Carving foam board is very easy with a sharp craft knife. I use the scalpel variety but as long as your knife is sharp and the size is suited to the design you wish to carve, any knife will suffice.
Designs can be drawn onto the foam board and cut with scissors (or a knife).
Once cut, the shape can be distressed as desired.
My heart has been painted, antiqued and is now ready for stamping, embellishing etc.
Here's how I used the two hand carved pieces of foam board. Some acrylics and stamping have been added.
A little rusty wire completes the look. (Thanks to Andy Skinner for the inspiration.)
Foam board can be die cut very easily using dies which are suited to a variety of material. Thin wafer dies will not cut foam board - at least mine wouldn't!
All these shapes have been die cut from foam board. The edges are very crisp and the shape is true even though a roller type machine has been used. You may or may not find that your machine flattens the board slightly. You may also need to 'help' your sandwich through the machine!
|Close up image of die cut foam board.
Here's what I did with some of these die cuts:
Modelling paste is stencilled onto the sealed die cut. Die cut leaves and berries are glued on. everything is covered in gesso followed by layers of paint and antiquing cream. One leaf has been embossed and the details will come later in this post.
Another die cut bauble. Stencilled with modelling paste again and layered with paints and antiquing cream. Note: the top cog has been embossed and painted with a contrasting colour.
Both of these pieces could then be used as part of larger project.
Foam board can be easily embossed in a folder but you have to be prepared to accept that the board will squash down into a condensed layer. This shouldn't be seen as a a problem because the resulting substrate is quite strong and the embossing is beautifully defined.

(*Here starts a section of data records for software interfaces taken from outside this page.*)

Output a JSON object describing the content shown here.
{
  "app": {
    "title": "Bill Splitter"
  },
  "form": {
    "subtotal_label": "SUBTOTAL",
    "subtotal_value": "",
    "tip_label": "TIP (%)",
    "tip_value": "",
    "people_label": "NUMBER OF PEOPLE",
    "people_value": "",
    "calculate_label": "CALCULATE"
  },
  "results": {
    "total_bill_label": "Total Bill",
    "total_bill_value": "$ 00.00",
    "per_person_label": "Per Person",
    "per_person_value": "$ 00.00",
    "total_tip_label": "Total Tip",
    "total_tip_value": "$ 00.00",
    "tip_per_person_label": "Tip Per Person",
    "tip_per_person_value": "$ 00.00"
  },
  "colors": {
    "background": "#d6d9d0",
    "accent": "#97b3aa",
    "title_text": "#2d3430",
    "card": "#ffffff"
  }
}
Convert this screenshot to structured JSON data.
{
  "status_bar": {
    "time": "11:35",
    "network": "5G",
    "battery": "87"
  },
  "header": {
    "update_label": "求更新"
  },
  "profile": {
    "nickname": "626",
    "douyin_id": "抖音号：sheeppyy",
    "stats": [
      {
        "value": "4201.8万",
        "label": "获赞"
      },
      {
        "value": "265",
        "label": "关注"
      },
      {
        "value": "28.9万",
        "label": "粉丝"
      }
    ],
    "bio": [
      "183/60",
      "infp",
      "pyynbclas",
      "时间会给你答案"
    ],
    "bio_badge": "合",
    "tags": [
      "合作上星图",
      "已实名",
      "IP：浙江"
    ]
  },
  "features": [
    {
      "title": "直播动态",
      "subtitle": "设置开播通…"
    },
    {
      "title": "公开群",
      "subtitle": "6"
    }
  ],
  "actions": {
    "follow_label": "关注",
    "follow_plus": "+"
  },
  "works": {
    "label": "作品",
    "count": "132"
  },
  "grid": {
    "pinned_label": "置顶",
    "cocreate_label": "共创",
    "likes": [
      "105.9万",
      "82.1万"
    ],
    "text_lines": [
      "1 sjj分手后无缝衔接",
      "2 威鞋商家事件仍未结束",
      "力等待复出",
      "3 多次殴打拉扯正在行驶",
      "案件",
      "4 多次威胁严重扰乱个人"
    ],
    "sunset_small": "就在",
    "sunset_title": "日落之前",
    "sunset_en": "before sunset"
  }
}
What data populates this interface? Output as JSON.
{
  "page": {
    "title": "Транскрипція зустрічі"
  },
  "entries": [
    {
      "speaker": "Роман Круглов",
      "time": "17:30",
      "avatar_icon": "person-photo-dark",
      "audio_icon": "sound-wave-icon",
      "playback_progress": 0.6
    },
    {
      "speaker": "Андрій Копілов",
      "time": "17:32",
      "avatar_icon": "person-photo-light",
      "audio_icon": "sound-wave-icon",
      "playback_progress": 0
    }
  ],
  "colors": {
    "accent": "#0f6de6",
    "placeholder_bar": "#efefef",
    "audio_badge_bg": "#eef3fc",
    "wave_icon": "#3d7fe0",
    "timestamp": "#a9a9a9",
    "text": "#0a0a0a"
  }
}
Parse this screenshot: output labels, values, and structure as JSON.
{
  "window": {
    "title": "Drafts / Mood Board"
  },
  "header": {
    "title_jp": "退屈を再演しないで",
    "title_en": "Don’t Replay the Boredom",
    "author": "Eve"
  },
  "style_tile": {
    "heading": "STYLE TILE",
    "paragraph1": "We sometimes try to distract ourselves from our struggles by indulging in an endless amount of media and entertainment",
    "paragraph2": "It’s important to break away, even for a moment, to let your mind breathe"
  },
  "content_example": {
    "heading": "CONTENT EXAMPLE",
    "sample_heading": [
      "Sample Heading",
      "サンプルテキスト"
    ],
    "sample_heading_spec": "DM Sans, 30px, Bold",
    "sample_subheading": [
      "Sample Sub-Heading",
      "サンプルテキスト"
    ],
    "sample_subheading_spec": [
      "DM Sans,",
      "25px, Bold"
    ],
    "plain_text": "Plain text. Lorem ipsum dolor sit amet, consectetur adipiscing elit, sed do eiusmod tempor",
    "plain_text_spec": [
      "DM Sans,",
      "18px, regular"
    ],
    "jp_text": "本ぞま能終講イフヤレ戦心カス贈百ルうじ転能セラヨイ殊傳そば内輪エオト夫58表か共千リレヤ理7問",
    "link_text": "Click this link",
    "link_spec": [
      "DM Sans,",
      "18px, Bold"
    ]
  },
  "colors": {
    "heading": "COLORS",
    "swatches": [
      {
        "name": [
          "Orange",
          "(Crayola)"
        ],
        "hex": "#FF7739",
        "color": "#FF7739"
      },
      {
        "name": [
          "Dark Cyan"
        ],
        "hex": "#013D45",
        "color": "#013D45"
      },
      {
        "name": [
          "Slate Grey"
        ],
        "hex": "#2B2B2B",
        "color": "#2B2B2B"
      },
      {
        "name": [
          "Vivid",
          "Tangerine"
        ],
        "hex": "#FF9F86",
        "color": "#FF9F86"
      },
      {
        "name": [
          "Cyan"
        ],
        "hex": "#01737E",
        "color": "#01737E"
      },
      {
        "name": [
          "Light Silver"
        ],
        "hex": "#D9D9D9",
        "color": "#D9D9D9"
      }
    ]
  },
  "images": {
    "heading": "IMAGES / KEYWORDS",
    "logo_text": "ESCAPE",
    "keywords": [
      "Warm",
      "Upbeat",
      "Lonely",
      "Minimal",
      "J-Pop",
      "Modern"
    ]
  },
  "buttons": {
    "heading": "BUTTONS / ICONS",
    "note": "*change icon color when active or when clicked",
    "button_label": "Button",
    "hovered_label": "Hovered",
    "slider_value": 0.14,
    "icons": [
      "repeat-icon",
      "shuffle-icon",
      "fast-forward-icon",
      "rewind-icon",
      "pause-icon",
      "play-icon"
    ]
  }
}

Beautiful definition on folder embossed foam board.
After sealing with gesso, apply a coat of tinting base yellow acrylic. Finish with a layer of a good metallic fluid acrylic.
Apply antiquing cream and dry. Remove antiquing cream from areas required using a baby wipe.
Love the difference once the antiquing cream has been removed and the final piece is buffed with a dry cloth.
Leaves and cogs from the baubles prior to finishing. Remember the die cut heart earlier too?
Completed folder embossed cog.
The little heart finished with acrylics and antiquing cream.
Photo is a little dark but you get the idea of what the heart has been used for: the starting of an ATC perhaps or a layer for a canvas? Who knows!
Creating 3D Projects:
Foam board is ideal for constructing three dimensional projects. It glues together well and the possibilities are endless. Here's a project I made in an Andy Skinner workshop last year. The class were given some pieces of foam board and other materials. We could look at pictures for inspiration and some of Andy's own samples but there was no fixed idea given as to the final piece we had to make. In other words, it was get stuck in and create - very scary! Here's what I made using lots of foam board:
A shadow box created from foam board.
Foam board die cut heart.
The edges of the foam board have been hand carved to produce a distressed look.
Die cut foam pieces - I added these later at home. As you do!
A surface cut on the foam board gives the impression of layered pieces.
The edges of the foam board have been painted and stamped to finish them.
I hope this has given you some ideas for using foam board. Use it as a simple background layer or construct a three dimensional masterpiece - foam board is a joy to work with and it opens up so many possibilities!